**TASK PROMPT:** Each line of the records below that holds "initial" should be returned.

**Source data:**

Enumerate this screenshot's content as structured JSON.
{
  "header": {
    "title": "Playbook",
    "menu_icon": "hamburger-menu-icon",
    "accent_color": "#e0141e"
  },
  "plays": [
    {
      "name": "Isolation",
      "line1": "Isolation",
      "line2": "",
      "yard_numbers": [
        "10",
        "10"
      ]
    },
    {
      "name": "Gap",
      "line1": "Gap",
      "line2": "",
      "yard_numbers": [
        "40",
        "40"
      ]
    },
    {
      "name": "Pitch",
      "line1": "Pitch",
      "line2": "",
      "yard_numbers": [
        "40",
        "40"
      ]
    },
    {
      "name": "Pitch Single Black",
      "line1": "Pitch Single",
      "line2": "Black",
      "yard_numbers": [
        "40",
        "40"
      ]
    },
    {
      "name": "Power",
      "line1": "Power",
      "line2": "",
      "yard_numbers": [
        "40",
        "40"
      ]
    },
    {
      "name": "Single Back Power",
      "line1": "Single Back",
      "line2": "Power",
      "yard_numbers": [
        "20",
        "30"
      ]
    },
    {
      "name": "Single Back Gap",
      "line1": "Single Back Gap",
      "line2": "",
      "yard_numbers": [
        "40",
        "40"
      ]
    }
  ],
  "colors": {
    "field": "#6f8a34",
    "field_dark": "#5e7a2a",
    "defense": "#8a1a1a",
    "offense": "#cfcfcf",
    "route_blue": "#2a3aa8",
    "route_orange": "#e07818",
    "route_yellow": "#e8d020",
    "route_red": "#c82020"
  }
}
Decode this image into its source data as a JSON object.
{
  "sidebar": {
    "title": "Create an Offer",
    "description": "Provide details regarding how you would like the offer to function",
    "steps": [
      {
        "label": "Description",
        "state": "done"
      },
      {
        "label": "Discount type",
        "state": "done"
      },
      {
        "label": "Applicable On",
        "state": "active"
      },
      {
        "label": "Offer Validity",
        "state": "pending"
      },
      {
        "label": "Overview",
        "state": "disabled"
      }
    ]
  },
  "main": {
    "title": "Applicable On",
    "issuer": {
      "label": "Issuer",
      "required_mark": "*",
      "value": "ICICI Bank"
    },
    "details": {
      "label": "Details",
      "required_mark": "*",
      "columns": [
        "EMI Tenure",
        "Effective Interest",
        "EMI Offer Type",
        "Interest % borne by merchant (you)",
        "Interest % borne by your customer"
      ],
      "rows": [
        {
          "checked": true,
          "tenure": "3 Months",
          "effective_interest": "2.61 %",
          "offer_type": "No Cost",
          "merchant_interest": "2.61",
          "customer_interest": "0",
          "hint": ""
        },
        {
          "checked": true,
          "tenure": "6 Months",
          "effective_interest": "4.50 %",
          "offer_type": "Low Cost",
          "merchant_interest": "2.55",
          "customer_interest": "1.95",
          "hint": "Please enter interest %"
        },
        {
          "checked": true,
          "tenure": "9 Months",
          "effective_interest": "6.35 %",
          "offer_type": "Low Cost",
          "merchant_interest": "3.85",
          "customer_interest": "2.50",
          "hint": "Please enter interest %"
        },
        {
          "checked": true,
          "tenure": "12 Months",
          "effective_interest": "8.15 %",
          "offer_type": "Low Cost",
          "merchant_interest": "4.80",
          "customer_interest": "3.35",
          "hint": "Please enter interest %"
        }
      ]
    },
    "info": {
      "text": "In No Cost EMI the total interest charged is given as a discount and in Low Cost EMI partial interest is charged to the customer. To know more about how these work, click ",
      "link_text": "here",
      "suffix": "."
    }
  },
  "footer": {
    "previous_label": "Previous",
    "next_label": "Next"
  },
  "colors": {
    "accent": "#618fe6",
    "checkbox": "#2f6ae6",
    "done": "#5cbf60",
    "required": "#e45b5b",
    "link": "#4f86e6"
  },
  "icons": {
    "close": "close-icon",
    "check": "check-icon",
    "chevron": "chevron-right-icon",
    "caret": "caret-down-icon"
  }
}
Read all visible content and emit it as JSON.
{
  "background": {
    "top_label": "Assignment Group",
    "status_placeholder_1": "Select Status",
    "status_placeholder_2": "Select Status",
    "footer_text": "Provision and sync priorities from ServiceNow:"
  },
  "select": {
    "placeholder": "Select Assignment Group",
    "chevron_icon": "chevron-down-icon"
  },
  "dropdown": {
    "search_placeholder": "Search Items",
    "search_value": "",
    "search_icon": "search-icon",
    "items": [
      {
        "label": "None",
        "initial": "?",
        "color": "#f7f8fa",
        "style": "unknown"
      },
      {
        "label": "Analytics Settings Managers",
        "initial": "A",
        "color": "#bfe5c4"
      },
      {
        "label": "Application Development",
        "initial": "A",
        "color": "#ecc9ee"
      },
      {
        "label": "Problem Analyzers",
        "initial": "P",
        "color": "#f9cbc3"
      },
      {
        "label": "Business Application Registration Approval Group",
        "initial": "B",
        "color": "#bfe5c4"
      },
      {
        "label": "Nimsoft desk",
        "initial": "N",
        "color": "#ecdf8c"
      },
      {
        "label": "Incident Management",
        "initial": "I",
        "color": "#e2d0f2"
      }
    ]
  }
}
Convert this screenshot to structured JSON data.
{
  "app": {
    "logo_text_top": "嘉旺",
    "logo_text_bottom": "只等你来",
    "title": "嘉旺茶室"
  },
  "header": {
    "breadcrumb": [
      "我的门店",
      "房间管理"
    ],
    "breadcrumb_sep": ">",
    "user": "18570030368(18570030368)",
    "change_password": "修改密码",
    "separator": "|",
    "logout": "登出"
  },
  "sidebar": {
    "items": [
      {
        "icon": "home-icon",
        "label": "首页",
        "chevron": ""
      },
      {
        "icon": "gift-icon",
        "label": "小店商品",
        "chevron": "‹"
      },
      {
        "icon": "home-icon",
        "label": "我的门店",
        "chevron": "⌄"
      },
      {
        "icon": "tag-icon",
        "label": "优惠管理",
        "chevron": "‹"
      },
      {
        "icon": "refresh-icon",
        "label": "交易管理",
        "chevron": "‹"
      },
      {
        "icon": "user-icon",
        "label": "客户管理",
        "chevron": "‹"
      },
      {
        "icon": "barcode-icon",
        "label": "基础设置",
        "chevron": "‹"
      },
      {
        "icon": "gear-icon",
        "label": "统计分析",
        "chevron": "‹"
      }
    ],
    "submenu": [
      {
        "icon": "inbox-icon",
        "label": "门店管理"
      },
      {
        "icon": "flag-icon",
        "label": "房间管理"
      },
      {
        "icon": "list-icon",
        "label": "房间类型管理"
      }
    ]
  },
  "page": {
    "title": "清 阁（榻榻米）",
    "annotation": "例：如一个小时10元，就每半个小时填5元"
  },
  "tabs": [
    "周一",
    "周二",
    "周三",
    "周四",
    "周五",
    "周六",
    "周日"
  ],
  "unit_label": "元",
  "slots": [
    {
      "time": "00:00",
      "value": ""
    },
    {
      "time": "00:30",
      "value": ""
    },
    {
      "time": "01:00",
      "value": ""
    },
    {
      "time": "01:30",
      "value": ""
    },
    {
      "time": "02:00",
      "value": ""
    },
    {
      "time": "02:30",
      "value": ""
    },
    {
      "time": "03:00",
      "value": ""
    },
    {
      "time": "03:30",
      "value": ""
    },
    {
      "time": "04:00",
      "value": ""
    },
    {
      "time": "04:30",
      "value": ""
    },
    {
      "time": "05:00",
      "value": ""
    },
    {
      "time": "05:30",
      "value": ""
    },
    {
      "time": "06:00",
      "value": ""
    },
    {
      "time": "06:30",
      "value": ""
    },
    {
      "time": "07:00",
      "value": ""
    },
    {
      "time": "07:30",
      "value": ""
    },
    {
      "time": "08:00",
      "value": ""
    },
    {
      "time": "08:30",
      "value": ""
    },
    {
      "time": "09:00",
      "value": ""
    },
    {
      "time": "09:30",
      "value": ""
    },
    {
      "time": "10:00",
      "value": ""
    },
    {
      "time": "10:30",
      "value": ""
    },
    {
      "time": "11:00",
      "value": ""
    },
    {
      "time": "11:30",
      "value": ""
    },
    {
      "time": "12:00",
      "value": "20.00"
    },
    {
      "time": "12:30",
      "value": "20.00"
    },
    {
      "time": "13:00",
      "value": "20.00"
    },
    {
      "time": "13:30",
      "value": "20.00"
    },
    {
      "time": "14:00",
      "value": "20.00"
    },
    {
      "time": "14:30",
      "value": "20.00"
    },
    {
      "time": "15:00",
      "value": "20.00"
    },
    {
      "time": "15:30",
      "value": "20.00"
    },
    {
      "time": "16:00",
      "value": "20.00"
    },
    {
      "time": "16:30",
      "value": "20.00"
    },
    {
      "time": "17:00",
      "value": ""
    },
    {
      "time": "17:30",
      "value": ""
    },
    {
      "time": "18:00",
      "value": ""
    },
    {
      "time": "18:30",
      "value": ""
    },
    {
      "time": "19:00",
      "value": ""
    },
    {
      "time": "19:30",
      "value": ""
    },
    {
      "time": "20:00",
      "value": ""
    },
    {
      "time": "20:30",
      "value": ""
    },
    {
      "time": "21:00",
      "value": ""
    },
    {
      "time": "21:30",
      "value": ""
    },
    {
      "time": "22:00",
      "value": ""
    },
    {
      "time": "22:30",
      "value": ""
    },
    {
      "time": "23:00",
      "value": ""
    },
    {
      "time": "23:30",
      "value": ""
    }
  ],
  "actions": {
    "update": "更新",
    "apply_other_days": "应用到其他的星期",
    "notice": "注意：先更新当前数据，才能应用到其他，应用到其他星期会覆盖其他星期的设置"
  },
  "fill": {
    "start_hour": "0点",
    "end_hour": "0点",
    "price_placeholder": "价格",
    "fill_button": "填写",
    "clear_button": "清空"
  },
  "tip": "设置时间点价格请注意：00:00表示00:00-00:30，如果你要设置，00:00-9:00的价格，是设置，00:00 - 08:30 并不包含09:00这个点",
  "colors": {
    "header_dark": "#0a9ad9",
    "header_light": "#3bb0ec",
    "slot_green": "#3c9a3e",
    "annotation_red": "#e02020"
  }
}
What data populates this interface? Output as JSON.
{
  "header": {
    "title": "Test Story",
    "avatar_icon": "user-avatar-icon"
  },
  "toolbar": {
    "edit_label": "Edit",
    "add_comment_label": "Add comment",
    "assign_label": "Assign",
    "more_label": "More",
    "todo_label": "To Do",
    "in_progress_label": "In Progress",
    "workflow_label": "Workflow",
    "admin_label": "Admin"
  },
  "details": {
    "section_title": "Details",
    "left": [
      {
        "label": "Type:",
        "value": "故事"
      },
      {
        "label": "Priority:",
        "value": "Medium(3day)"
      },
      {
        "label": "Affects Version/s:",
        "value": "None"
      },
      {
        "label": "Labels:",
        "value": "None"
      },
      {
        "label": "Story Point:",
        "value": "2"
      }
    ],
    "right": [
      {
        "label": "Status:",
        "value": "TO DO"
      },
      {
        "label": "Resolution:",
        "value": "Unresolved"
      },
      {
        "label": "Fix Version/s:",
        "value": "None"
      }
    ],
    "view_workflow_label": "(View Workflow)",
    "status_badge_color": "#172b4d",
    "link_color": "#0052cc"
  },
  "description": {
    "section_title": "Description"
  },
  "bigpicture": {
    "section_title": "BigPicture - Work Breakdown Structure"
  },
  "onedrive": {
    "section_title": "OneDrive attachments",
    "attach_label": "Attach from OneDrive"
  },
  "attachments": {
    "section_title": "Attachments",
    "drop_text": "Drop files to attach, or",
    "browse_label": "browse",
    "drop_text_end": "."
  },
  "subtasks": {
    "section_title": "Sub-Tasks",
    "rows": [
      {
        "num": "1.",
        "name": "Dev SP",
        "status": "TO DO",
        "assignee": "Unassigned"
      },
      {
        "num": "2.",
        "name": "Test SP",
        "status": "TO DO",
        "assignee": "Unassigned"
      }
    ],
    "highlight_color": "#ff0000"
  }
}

**RESPONSE TO THIS EXERCISE:**
        "initial": "?",
        "initial": "A",
        "initial": "A",
        "initial": "P",
        "initial": "B",
        "initial": "N",
        "initial": "I",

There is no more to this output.